Read more about the campaign here.

A psychologist and co-founder of a mental health NGO called Customize Cognition, Ritika forayed into the space of menstrual health and hygiene, sexual and reproductive healthcare and rights and gender equality as an MHM Fellow with YKA. She says, “The experience of working on MHM/SRHR and gender equality has been an enriching and eye-opening experience. I have learned what’s beneath the surface of the issue, be it awareness, lack of resources or disregard for trans men, who also menstruate.”

The Transmen-ses campaign aims to tackle the issue of silence and disregard for trans men’s menstruation needs, by mobilising gender sensitive health professionals and gender neutral restrooms in Lucknow.

Read more about the campaign here.

A Computer Science engineer by education, Nitisha started her career in the corporate sector, before realising she wanted to work in the development and social justice space. Since then, she has worked with Teach For India and Care India and is from the founding batch of Indian School of Development Management (ISDM), a one of its kind organisation creating leaders for the development sector through its experiential learning post graduate program.

As a Youth Ki Awaaz Menstrual Health Fellow, Nitisha has started Let’s Talk Period, a campaign to mobilise young people to switch to sustainable period products. She says, “80 lakh women in Delhi use non-biodegradable sanitary products, generate 3000 tonnes of menstrual waste, that takes 500-800 years to decompose; which in turn contributes to the health issues of all menstruators, increased burden of waste management on the city and harmful living environment for all citizens.

Let’s Talk Period aims to change this by

Find out more about her campaign here.

Share your details to download the report.









We promise not to spam or send irrelevant information.

A former Assistant Secretary with the Ministry of Women and Child Development in West Bengal for three months, Lakshmi Bhavya has been championing the cause of menstrual hygiene in her district. By associating herself with the Lalana Campaign, a holistic menstrual hygiene awareness campaign which is conducted by the Anahat NGO, Lakshmi has been slowly breaking taboos when it comes to periods and menstrual hygiene.

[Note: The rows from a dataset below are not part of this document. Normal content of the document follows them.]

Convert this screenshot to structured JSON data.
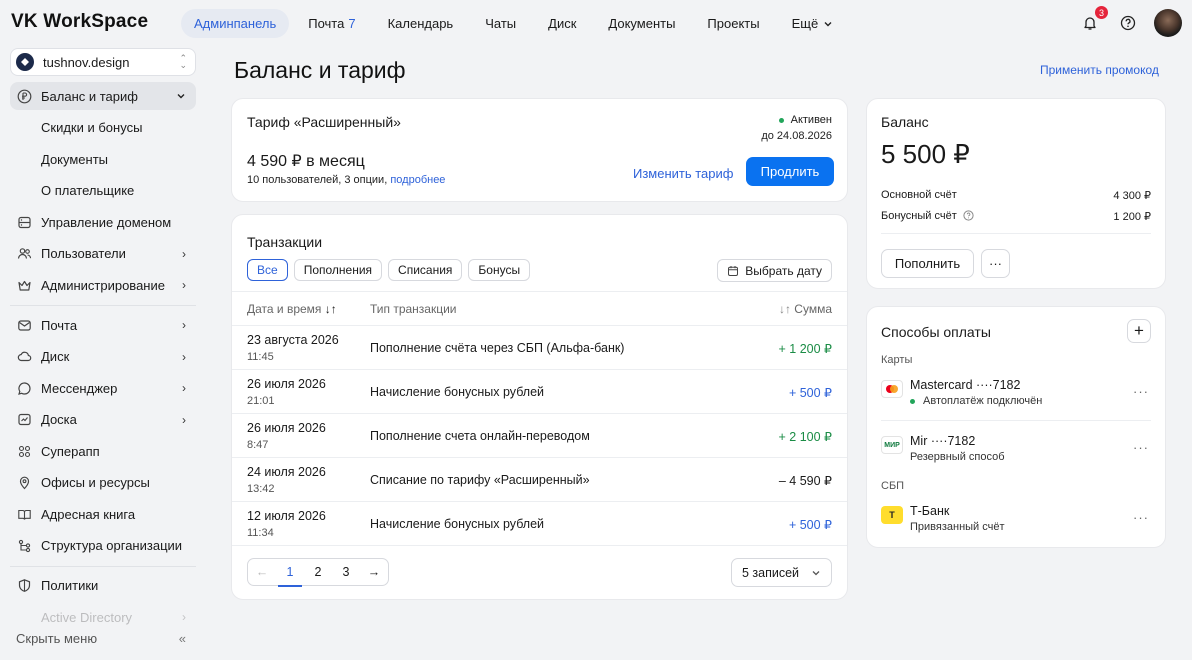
{
  "topbar": {
    "logo": "VK WorkSpace",
    "nav": [
      {
        "label": "Админпанель",
        "active": true
      },
      {
        "label": "Почта",
        "count": "7"
      },
      {
        "label": "Календарь"
      },
      {
        "label": "Чаты"
      },
      {
        "label": "Диск"
      },
      {
        "label": "Документы"
      },
      {
        "label": "Проекты"
      },
      {
        "label": "Ещё"
      }
    ],
    "notifications_count": "3"
  },
  "sidebar": {
    "org": "tushnov.design",
    "items": [
      {
        "label": "Баланс и тариф"
      },
      {
        "label": "Скидки и бонусы"
      },
      {
        "label": "Документы"
      },
      {
        "label": "О плательщике"
      },
      {
        "label": "Управление доменом"
      },
      {
        "label": "Пользователи"
      },
      {
        "label": "Администрирование"
      },
      {
        "label": "Почта"
      },
      {
        "label": "Диск"
      },
      {
        "label": "Мессенджер"
      },
      {
        "label": "Доска"
      },
      {
        "label": "Суперапп"
      },
      {
        "label": "Офисы и ресурсы"
      },
      {
        "label": "Адресная книга"
      },
      {
        "label": "Структура организации"
      },
      {
        "label": "Политики"
      },
      {
        "label": "Active Directory"
      }
    ],
    "hide_menu": "Скрыть меню"
  },
  "page": {
    "title": "Баланс и тариф",
    "promo_link": "Применить промокод"
  },
  "tariff": {
    "title": "Тариф «Расширенный»",
    "status": "Активен",
    "until": "до 24.08.2026",
    "price": "4 590 ₽ в месяц",
    "desc": "10 пользователей, 3 опции,",
    "more_link": "подробнее",
    "change_label": "Изменить тариф",
    "extend_label": "Продлить"
  },
  "transactions": {
    "title": "Транзакции",
    "filters": [
      "Все",
      "Пополнения",
      "Списания",
      "Бонусы"
    ],
    "date_button": "Выбрать дату",
    "columns": {
      "date": "Дата и время",
      "type": "Тип транзакции",
      "amount": "Сумма"
    },
    "rows": [
      {
        "date": "23 августа 2026",
        "time": "11:45",
        "type": "Пополнение счёта через СБП (Альфа-банк)",
        "amount": "+ 1 200 ₽",
        "kind": "green"
      },
      {
        "date": "26 июля 2026",
        "time": "21:01",
        "type": "Начисление бонусных рублей",
        "amount": "+ 500 ₽",
        "kind": "blue"
      },
      {
        "date": "26 июля 2026",
        "time": "8:47",
        "type": "Пополнение счета онлайн-переводом",
        "amount": "+ 2 100 ₽",
        "kind": "green"
      },
      {
        "date": "24 июля 2026",
        "time": "13:42",
        "type": "Списание по тарифу «Расширенный»",
        "amount": "– 4 590 ₽",
        "kind": "dark"
      },
      {
        "date": "12 июля 2026",
        "time": "11:34",
        "type": "Начисление бонусных рублей",
        "amount": "+ 500 ₽",
        "kind": "blue"
      }
    ],
    "pages": [
      "1",
      "2",
      "3"
    ],
    "per_page": "5 записей"
  },
  "balance": {
    "title": "Баланс",
    "amount": "5 500 ₽",
    "main_label": "Основной счёт",
    "main_value": "4 300 ₽",
    "bonus_label": "Бонусный счёт",
    "bonus_value": "1 200 ₽",
    "topup_label": "Пополнить"
  },
  "payment": {
    "title": "Способы оплаты",
    "cards_label": "Карты",
    "sbp_label": "СБП",
    "methods": [
      {
        "name": "Mastercard ····7182",
        "sub": "Автоплатёж подключён"
      },
      {
        "name": "Mir ····7182",
        "sub": "Резервный способ",
        "icon_text": "МИР"
      },
      {
        "name": "Т-Банк",
        "sub": "Привязанный счёт",
        "icon_text": "T"
      }
    ]
  }
}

A Gender Rights Activist working with the tribal and marginalized communities in india, Srilekha is a PhD scholar working on understanding body and sexuality among tribal girls, to fill the gaps in research around indigenous women and their stories. Srilekha has worked extensively at the grassroots level with community based organisations, through several advocacy initiatives around Gender, Mental Health, Menstrual Hygiene and Sexual and Reproductive Health Rights (SRHR) for the indigenous in Jharkhand, over the last 6 years.

Srilekha has also contributed to sustainable livelihood projects and legal aid programs for survivors of sex trafficking. She has been conducting research based programs on maternal health, mental health, gender based violence, sex and sexuality. Her interest lies in conducting workshops for young people on life skills, feminism, gender and sexuality, trauma, resilience and interpersonal relationships.

A Guwahati-based college student pursuing her Masters in Tata Institute of Social Sciences, Bidisha started the #BleedwithDignity campaign on the technology platform Change.org, demanding that the Government of Assam install
biodegradable sanitary pad vending machines in all government schools across the state. Her petition on Change.org has already gathered support from over 90000 people and continues to grow.

Bidisha was selected in Change.org’s flagship program ‘She Creates Change’ having run successful online advocacy
campaigns, which were widely recognised. Through the #BleedwithDignity campaign; she organised and celebrated World Menstrual Hygiene Day, 2019 in Guwahati, Assam by hosting a wall mural by collaborating with local organisations. The initiative was widely covered by national and local media, and the mural was later inaugurated by the event’s chief guest Commissioner of Guwahati Municipal Corporation (GMC) Debeswar Malakar, IAS.

Sign up for the Youth Ki Awaaz Prime Ministerial Brief below